The stock of Treasury instruments was the sole driver of growth, as the stocks of central bank bills and government-guaranteed and municipal bonds contracted during the review period. At the end of March, the outstanding amount of Treasury bonds reached VND919.2 trillion ($39.8 billion), accounting for an 84.2 per cent share of government bond stock.
Growth of Treasury instruments rebounded to 2.3 per cent quarter-on-quarter and 9.0 per cent year-on-year. In Q1 2019, newly-issued Treasury instruments totaled VND78 trillion ($3.3 billion) on issuance growth of 123.4 per cent quarter-on-quarter and 20.5 per cent year-on-year.
The outstanding stock of central bank bills stood at VND4.9 trillion ($209 million), as the SBV resumed issuance in March after a five-month break.
The stock of government-guaranteed and municipal bonds stood at VND168.2 trillion ($7.2 billion), down 8.5 per cent quarter-on-quarter and 9.0 year-on-year.
At the end of March, the outstanding stock of LCY corporate bonds reached VND100.7 trillion ($4.3 billion), with growth declining 1.3 per cent quarter-on-quarter but rising 31.9 per cent year-on-year.
Data culled from Bloomberg shows that the LCY corporate bond market comprised issuances from 46 institutions.
A majority of corporate bonds are issued via private placement for which information is not publicly disclosed.
The 30 largest corporate bond issuers in Vietnam accounted for an aggregate bond total amounting to VND96.2 trillion ($4.1 billion). This was equivalent to 95.5 per cent of the corporate bond total at the end of the review period. The composition of the top five issuers was unchanged from the list at the end of December.
Taking top spot was Vinhomes, with outstanding bonds amounting to VND12.5 trillion ($536 million), followed by Masan Consumer Holdings with VND11.1 trillion ($476 million). Together, these two firms accounted for 23.4 per cent of the total corporate bond stock at the end of March.
In third was Vingroup, with outstanding bonds valued at VND9.6 trillion ($411.9 million), followed by the Vietnam Joint Stock Commercial Bank for Industry and Trade (Vietinbank) and the Asia Commercial Joint Stock Bank (ACB).
Two firms tapped the debt market for funding in Q1 2019: Refrigeration Electrical Engineering and Ho Chi Minh City Infrastructure.
In April, S&P Global Ratings raised Vietnam’s long-term sovereign credit rating to BB from BB-. The rating was given a stable outlook, with Vietnam’s strong economic growth and improved government institutional environment cited as reasons for the upgrade.
In May, Fitch Ratings affirmed Vietnam’s long-term foreign currency issuer default rating and long-term LCY issuer default rating at BB and revised the outlook for both ratings to positive from stable.

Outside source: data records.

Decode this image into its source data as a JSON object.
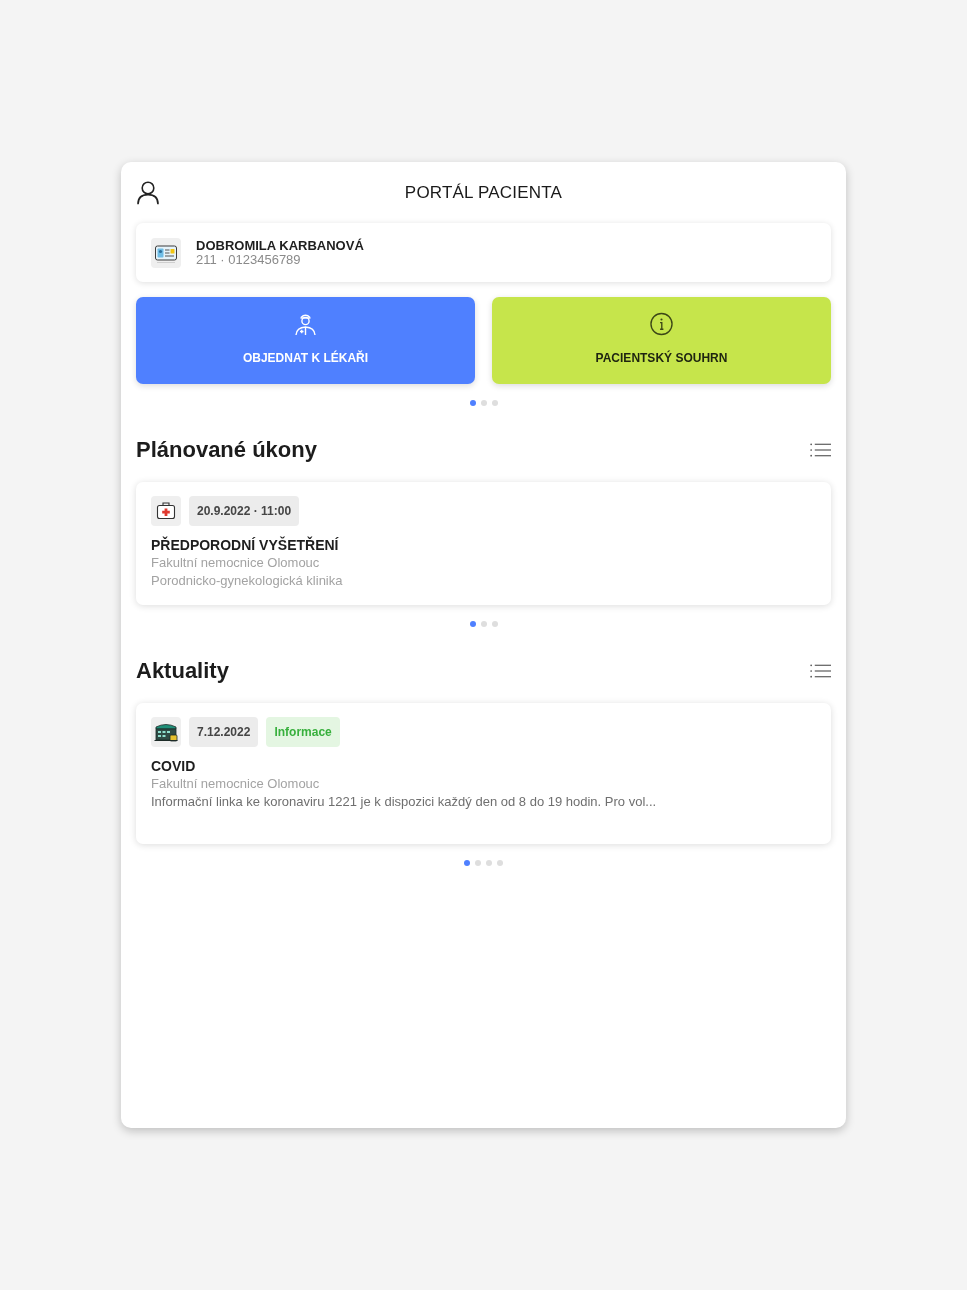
{
  "header": {
    "title": "PORTÁL PACIENTA"
  },
  "patient": {
    "name": "DOBROMILA KARBANOVÁ",
    "number": "211 · 0123456789"
  },
  "actions": [
    {
      "kind": "doctor",
      "label": "OBJEDNAT K LÉKAŘI",
      "color": "#4f80ff"
    },
    {
      "kind": "info",
      "label": "PACIENTSKÝ SOUHRN",
      "color": "#c6e54b"
    }
  ],
  "actions_pager": [
    {
      "selected": true
    },
    {
      "selected": false
    },
    {
      "selected": false
    }
  ],
  "sections": [
    {
      "title": "Plánované úkony",
      "cards": [
        {
          "kind": "medical-kit",
          "date": "20.9.2022 · 11:00",
          "title": "PŘEDPORODNÍ VYŠETŘENÍ",
          "organization": "Fakultní nemocnice Olomouc",
          "department": "Porodnicko-gynekologická klinika"
        }
      ],
      "pager": [
        {
          "selected": true
        },
        {
          "selected": false
        },
        {
          "selected": false
        }
      ]
    },
    {
      "title": "Aktuality",
      "cards": [
        {
          "kind": "hospital",
          "date": "7.12.2022",
          "tag": "Informace",
          "title": "COVID",
          "organization": "Fakultní nemocnice Olomouc",
          "text": "Informační linka ke koronaviru 1221 je k dispozici každý den od 8 do 19 hodin. Pro vol..."
        }
      ],
      "pager": [
        {
          "selected": true
        },
        {
          "selected": false
        },
        {
          "selected": false
        },
        {
          "selected": false
        }
      ]
    }
  ]
}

In making its decision, it cited Vietnam’s improving economic management, falling government debt levels, strong economic growth performance, and stable inflation.

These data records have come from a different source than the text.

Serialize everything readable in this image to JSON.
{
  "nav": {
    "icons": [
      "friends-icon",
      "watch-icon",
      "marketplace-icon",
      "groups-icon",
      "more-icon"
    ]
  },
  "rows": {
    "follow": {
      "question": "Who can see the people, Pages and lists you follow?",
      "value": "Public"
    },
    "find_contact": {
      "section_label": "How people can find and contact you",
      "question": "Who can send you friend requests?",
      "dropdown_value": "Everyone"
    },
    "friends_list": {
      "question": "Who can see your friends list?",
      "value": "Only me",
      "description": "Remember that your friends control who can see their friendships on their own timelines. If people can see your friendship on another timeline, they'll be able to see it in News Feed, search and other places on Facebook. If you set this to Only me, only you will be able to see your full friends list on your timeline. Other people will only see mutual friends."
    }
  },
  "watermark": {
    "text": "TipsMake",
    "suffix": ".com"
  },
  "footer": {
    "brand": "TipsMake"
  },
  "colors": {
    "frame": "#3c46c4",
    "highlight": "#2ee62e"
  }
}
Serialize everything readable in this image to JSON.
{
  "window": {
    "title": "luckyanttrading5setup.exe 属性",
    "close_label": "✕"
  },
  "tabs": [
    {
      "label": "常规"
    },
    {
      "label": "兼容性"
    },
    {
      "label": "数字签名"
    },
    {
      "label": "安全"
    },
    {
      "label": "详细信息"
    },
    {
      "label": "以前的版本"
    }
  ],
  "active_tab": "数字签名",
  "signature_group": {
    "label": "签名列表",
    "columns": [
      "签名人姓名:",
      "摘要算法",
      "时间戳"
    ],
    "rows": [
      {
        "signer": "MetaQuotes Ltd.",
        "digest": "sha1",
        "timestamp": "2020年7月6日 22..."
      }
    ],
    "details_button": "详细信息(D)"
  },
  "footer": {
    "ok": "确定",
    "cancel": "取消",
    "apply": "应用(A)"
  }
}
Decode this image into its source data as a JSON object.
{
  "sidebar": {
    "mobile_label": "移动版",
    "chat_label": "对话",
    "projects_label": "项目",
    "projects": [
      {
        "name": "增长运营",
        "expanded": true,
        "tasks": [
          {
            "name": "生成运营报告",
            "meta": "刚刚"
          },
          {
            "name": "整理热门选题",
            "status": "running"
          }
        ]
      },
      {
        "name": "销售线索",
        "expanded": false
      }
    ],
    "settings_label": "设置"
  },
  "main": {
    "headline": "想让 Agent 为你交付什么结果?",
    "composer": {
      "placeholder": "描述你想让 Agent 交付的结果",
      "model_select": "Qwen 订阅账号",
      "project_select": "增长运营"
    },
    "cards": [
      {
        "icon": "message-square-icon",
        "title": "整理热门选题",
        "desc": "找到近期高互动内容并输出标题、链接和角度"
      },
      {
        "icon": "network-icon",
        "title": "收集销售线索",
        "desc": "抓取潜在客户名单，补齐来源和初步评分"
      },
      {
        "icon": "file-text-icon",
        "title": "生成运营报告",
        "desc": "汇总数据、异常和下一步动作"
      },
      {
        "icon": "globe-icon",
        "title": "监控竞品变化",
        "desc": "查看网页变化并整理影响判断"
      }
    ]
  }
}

LCY bond issuance in Vietnam rose 69.8 per cent quarter-on-quarter in Q1 2019 to $6.1 billion, reversing a 47.9 per cent quarter-on-quarter contraction in Q4 2018, on account of the increased issuance of government bonds during the period.
Government bond issuance grew 89.4 per cent quarter-on-quarter to reach $5.9 billion in Q1 2019, benefitting from the strong issuance of central bank bills and the steady issuance of central government bonds.
Issuance of central bank bills soared 291.6 per cent quarter-on-quarter in Q1 2019 to $2.6 billion, constituting a 42.2 per cent share of total government issuance for the period.
The State Bank of Vietnam resumed the issuance of bills for the first time in five months in March, to withdraw Vietnam dong from the banking system due to abundant liquidity.
The issuance of central government bonds rose 36 per cent quarter-on-quarter in Q1 2019, easing from growth of 41.3 per cent in Q4 2018.
Issuance in the corporate sector, on the other hand, fell a sharp 66.8 per cent quarter-on-quarter to $100 million, accounting for only 2.5 per cent of Vietnam’s aggregate issuance during the quarter.
VN Economic Times